Around half of all fish can see ultraviolet light (UV). Additionally, between 20% and 30% of fish see UV light as a different color.
The damselfish sees the visible spectrum and also detects UV light. Because this tropical fish feeds on plankton, it reflects a lot of light in the UV spectrum. This ability is a considerable advantage for the damselfish.
The diversity of visual capacity depends on the habitat of the fish and the depth descent. It’s well-known that large predators tend to be color-blind.
Large black eyes, two dorsal fins, deeply forked mouth, and black or silver bands running across the scales are the features of the Western Rainbowfish.
During courtship the male Western Rainbowfish displays his brightest colors.
The male and the female Siamese Fighter/Betta twist around each other during mating, fertilizing from 10 to 45 eggs each time they twist until all of the female’s eggs are released.
The Kissing Gourami is a peach and silver colored tropical fish with bigger lips for a Gourami than normal.
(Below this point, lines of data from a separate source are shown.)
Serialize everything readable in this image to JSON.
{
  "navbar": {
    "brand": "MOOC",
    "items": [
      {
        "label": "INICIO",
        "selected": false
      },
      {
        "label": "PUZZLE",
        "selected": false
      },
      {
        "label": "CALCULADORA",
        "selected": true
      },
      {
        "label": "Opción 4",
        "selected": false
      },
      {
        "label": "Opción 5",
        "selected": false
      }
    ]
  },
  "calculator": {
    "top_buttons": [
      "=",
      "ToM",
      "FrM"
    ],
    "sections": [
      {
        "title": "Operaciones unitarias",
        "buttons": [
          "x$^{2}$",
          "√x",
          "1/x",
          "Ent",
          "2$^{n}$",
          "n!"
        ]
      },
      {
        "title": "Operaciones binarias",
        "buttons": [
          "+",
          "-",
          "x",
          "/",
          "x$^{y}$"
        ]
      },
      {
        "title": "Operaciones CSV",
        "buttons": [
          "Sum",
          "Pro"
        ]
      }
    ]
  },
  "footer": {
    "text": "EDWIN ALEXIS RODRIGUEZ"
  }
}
This type of tropical fish is normally a tolerant species of fish, but the “kissing” is actually how the fish fights with other males of its kind.
One of the most usual diseases encountered in tropical-fish aquariums is called its.
Its signs are manifested through small white spots like a sprinkle of salt grains on the body and gills, frequent rubbing of the body against objects in the environment, loss of appetite, and strange hiding behaviour.
The angelfishes or scalars are one of the most popular home aquarium fish.
Scalars are thin, deep-bodied fishes with elongated dorsal, anal, and pelvic fins.
Angelfishes or scalars may grow to a length of about 15 cm (6 inches) and are native to the freshwaters of tropical South America.
The main character in the animated adventure film “Finding Nemo”, released by Walt Disney Pictures is a tropical fish.
The famous animated tropical fish Nemo is a clownfish found in salt waters.
Found throughout Pacific tropical regions like Australia, Thailand, and the Philippines there are over 30 different types of clownfish.
Do you have any interesting or fun facts about tropical fish that we’ve missed? Share them here in the comments section below!